As a publisher, political organizer, and dedicated family man, Frank Merriweather helped shape the political, economic, and civic growth of Buffalo’s African American community for more than three decades. After moving to the area in 1922, Merriweather founded the Buffalo Criterion. He envisioned the publication as a space to interweave local and national issues impacting the lives of African Americans, featuring stories on housing, employment, education, and civil rights, as well as the push for greater representation on the Buffalo Board of Education. Today, the Buffalo Criterion is still published by the Merriweather family and is the longest-running continuously published African American newspaper in Western New York.

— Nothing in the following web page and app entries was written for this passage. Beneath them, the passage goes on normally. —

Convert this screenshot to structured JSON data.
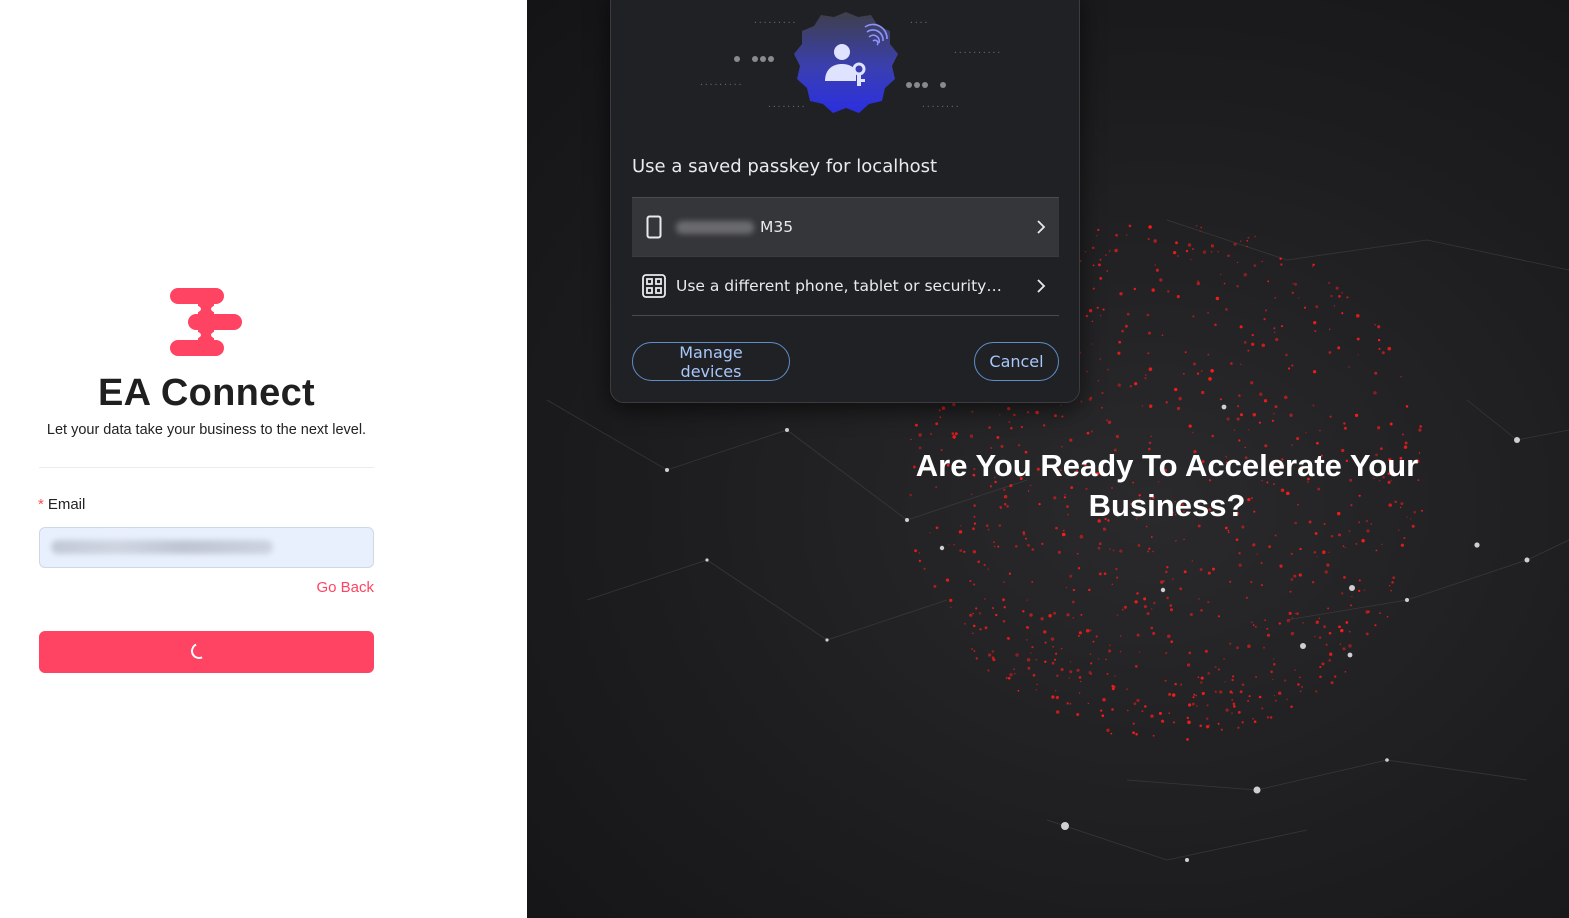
{
  "login": {
    "brand": "EA Connect",
    "tagline": "Let your data take your business to the next level.",
    "email_label": "Email",
    "required_mark": "*",
    "email_value": "",
    "go_back": "Go Back"
  },
  "hero": {
    "headline": "Are You Ready To Accelerate Your Business?"
  },
  "passkey_dialog": {
    "title": "Use a saved passkey for localhost",
    "options": [
      {
        "label": "M35",
        "icon": "phone-icon"
      },
      {
        "label": "Use a different phone, tablet or security…",
        "icon": "qr-code-icon"
      }
    ],
    "manage_button": "Manage devices",
    "cancel_button": "Cancel"
  },
  "colors": {
    "brand": "#ff4362",
    "dialog_bg": "#202124",
    "dialog_accent": "#a8c7fa",
    "hero_bg": "#1d1d1f",
    "particles": "#ff1a1a"
  }
}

Alongside his publishing work, Merriweather was active in the local political scene. In 1928, he helped form the first African American political clubs in Buffalo and subsequently organized voter registration drives. During the Great Depression, Merriweather opened the doors of his home to friends and neighbors who were hungry, helped secured bail for men who were arrested, and hired recently released prisoners as temporary employees, transforming his household into a center of the community.